**Material for this exercise**

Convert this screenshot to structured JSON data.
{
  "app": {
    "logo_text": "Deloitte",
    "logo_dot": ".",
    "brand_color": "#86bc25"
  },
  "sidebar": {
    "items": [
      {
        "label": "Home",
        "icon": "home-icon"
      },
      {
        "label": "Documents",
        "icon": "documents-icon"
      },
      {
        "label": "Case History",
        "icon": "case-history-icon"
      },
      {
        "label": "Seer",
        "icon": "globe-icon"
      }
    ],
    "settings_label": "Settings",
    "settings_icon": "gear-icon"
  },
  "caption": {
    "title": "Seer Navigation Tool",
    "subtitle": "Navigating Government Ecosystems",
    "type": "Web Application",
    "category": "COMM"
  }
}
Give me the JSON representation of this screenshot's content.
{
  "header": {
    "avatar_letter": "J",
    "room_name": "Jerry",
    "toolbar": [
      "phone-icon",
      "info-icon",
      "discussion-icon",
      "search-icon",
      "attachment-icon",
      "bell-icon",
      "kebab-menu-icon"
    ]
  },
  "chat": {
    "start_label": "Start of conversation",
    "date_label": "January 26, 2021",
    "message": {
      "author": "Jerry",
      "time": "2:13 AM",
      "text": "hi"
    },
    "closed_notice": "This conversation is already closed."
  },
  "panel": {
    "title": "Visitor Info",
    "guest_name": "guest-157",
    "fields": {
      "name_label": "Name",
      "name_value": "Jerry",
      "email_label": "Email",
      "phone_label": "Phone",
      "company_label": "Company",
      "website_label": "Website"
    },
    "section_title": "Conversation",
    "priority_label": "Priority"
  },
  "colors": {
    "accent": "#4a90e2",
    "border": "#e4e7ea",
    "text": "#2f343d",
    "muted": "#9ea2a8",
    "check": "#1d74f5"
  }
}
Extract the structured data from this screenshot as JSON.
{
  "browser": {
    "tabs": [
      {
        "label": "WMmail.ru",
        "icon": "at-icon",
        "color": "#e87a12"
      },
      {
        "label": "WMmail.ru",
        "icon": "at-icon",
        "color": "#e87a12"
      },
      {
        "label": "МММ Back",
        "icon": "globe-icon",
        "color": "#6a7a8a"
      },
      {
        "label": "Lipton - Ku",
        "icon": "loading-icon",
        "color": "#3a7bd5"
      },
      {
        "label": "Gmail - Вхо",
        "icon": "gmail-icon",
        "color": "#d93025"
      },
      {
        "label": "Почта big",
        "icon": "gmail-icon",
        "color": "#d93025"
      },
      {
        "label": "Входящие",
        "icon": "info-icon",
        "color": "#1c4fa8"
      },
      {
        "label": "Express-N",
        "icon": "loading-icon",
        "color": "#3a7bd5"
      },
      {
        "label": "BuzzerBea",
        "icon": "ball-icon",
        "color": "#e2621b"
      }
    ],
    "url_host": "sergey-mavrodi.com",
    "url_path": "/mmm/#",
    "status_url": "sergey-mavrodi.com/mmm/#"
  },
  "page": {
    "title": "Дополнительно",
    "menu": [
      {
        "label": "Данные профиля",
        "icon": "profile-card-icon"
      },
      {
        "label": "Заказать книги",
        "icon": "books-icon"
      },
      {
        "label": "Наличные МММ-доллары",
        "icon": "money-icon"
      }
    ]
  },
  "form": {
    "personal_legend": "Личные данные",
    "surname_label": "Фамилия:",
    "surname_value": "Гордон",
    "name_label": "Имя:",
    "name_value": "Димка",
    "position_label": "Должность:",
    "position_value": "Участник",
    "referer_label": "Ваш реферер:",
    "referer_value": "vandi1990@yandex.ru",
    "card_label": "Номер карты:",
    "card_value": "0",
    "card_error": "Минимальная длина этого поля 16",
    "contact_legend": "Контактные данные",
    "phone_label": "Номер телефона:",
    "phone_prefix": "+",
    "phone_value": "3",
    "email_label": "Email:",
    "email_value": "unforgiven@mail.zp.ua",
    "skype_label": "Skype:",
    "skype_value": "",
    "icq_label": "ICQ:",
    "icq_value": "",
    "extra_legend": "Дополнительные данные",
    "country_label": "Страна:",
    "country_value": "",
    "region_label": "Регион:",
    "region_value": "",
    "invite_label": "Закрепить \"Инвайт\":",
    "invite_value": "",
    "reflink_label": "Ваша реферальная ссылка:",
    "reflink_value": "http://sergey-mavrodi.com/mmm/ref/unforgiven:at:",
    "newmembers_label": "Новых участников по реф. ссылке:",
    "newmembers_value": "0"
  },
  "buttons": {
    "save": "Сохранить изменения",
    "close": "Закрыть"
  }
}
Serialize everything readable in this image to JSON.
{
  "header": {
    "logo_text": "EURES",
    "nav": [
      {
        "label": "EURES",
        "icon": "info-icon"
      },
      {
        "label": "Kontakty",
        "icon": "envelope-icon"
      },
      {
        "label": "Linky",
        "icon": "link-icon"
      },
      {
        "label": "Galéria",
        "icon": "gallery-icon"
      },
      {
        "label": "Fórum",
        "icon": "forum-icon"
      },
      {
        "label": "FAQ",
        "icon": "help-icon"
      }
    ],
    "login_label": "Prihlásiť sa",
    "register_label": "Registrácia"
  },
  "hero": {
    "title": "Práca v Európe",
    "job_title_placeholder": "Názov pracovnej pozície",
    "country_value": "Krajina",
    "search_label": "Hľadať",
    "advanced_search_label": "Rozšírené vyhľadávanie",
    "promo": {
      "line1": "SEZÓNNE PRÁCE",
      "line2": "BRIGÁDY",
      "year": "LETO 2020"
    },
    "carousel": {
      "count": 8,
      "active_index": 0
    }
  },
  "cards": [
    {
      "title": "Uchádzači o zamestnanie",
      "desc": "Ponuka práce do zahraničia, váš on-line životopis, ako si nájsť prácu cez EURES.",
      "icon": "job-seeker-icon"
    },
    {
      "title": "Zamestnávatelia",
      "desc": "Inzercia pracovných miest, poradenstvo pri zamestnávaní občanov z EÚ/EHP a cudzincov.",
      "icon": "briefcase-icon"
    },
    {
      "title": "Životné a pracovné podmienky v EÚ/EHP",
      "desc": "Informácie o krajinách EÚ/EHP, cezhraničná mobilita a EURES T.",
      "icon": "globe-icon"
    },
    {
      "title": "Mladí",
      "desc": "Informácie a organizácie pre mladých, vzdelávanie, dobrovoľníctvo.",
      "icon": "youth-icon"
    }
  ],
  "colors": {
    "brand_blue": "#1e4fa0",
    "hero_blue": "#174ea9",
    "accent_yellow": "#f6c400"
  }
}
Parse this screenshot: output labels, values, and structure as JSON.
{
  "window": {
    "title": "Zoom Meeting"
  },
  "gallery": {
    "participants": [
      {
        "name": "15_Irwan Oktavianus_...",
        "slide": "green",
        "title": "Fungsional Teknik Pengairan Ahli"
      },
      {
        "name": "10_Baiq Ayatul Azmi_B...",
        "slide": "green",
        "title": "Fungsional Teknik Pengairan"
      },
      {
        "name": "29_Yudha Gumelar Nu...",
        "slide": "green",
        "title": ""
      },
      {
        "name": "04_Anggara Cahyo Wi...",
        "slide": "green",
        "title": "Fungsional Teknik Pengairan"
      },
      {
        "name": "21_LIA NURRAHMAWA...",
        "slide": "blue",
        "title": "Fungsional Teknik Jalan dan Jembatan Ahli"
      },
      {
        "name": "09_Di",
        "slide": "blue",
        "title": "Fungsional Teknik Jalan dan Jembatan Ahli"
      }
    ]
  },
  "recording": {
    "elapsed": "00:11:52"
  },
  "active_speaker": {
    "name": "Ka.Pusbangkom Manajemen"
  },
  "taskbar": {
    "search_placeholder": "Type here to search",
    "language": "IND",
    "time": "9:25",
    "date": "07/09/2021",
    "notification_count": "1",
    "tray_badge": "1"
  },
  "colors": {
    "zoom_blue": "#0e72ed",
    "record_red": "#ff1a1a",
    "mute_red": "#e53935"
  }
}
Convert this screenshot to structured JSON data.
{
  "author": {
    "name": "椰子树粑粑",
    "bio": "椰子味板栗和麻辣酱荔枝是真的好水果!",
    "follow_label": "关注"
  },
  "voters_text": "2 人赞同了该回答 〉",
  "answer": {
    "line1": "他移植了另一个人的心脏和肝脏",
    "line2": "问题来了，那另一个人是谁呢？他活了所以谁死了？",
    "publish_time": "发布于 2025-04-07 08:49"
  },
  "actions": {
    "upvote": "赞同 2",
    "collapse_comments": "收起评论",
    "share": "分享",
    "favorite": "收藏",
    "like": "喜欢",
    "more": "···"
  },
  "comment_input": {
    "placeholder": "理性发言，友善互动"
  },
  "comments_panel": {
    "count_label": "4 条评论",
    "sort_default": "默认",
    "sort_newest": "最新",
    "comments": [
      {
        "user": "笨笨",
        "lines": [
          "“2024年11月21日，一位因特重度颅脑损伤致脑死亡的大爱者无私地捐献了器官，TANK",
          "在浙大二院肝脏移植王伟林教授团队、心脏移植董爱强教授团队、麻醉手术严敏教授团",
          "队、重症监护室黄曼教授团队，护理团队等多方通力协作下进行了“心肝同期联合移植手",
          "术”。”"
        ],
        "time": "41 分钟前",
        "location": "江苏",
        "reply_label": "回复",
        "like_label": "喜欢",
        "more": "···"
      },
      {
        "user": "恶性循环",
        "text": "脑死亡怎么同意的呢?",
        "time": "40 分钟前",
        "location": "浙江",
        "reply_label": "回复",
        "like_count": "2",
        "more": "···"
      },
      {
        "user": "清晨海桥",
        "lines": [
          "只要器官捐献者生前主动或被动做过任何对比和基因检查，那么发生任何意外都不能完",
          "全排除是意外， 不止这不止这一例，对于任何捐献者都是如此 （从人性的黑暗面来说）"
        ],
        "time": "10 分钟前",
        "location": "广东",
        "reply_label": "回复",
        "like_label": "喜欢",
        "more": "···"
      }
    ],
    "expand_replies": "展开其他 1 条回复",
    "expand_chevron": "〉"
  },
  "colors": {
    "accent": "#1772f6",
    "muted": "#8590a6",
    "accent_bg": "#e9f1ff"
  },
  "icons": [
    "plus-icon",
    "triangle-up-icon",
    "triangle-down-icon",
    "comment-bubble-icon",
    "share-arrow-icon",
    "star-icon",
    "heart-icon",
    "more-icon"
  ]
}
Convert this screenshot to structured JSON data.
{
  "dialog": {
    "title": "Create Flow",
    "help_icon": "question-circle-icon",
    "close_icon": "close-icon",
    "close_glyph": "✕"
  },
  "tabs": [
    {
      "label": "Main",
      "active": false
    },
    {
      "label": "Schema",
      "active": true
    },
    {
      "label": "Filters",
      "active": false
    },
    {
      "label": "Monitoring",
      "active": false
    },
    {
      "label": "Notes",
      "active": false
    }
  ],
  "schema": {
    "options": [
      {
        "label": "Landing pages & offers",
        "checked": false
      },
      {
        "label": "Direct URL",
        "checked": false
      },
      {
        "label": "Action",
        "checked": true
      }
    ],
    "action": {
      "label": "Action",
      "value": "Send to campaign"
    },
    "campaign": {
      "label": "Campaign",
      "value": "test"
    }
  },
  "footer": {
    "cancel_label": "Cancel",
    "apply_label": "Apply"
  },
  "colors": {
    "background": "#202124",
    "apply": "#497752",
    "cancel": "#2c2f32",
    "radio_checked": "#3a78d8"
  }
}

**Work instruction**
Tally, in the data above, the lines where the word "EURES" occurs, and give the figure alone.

**Result of the task**
4